- **EXERCISE PROMPT**
Type out the entries below again, character for character.

- **AVAILABLE DATA**
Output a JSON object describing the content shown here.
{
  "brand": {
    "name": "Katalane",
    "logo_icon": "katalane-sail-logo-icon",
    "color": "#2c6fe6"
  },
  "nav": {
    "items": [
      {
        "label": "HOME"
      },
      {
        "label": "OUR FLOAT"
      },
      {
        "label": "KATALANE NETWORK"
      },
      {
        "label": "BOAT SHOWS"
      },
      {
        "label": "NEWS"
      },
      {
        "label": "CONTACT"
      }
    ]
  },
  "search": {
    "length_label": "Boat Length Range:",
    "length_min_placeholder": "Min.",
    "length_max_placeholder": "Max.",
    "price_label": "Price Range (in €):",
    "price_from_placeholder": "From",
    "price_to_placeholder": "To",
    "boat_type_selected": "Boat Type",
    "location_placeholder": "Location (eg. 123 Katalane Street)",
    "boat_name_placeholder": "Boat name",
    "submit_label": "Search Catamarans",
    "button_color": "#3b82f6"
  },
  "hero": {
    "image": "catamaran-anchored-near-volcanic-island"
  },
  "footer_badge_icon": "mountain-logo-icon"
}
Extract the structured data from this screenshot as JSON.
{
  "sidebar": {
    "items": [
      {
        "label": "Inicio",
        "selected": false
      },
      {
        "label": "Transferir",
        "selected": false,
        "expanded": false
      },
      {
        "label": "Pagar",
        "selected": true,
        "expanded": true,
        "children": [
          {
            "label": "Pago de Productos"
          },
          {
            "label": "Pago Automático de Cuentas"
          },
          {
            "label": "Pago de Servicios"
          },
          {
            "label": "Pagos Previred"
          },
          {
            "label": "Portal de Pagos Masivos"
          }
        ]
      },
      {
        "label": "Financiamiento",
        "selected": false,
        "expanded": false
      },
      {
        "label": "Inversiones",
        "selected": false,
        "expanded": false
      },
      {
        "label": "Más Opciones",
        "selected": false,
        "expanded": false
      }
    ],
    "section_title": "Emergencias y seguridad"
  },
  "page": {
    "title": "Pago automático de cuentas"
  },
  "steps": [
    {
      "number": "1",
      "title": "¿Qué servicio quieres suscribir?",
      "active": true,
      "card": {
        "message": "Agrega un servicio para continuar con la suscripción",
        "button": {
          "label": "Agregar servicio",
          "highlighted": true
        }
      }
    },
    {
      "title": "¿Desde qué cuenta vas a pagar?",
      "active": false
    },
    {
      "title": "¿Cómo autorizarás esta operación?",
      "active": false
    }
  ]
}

- **WRITTEN ANSWER**
Output a JSON object describing the content shown here.
{
  "brand": {
    "name": "Katalane",
    "logo_icon": "katalane-sail-logo-icon",
    "color": "#2c6fe6"
  },
  "nav": {
    "items": [
      {
        "label": "HOME"
      },
      {
        "label": "OUR FLOAT"
      },
      {
        "label": "KATALANE NETWORK"
      },
      {
        "label": "BOAT SHOWS"
      },
      {
        "label": "NEWS"
      },
      {
        "label": "CONTACT"
      }
    ]
  },
  "search": {
    "length_label": "Boat Length Range:",
    "length_min_placeholder": "Min.",
    "length_max_placeholder": "Max.",
    "price_label": "Price Range (in €):",
    "price_from_placeholder": "From",
    "price_to_placeholder": "To",
    "boat_type_selected": "Boat Type",
    "location_placeholder": "Location (eg. 123 Katalane Street)",
    "boat_name_placeholder": "Boat name",
    "submit_label": "Search Catamarans",
    "button_color": "#3b82f6"
  },
  "hero": {
    "image": "catamaran-anchored-near-volcanic-island"
  },
  "footer_badge_icon": "mountain-logo-icon"
}
Extract the structured data from this screenshot as JSON.
{
  "sidebar": {
    "items": [
      {
        "label": "Inicio",
        "selected": false
      },
      {
        "label": "Transferir",
        "selected": false,
        "expanded": false
      },
      {
        "label": "Pagar",
        "selected": true,
        "expanded": true,
        "children": [
          {
            "label": "Pago de Productos"
          },
          {
            "label": "Pago Automático de Cuentas"
          },
          {
            "label": "Pago de Servicios"
          },
          {
            "label": "Pagos Previred"
          },
          {
            "label": "Portal de Pagos Masivos"
          }
        ]
      },
      {
        "label": "Financiamiento",
        "selected": false,
        "expanded": false
      },
      {
        "label": "Inversiones",
        "selected": false,
        "expanded": false
      },
      {
        "label": "Más Opciones",
        "selected": false,
        "expanded": false
      }
    ],
    "section_title": "Emergencias y seguridad"
  },
  "page": {
    "title": "Pago automático de cuentas"
  },
  "steps": [
    {
      "number": "1",
      "title": "¿Qué servicio quieres suscribir?",
      "active": true,
      "card": {
        "message": "Agrega un servicio para continuar con la suscripción",
        "button": {
          "label": "Agregar servicio",
          "highlighted": true
        }
      }
    },
    {
      "title": "¿Desde qué cuenta vas a pagar?",
      "active": false
    },
    {
      "title": "¿Cómo autorizarás esta operación?",
      "active": false
    }
  ]
}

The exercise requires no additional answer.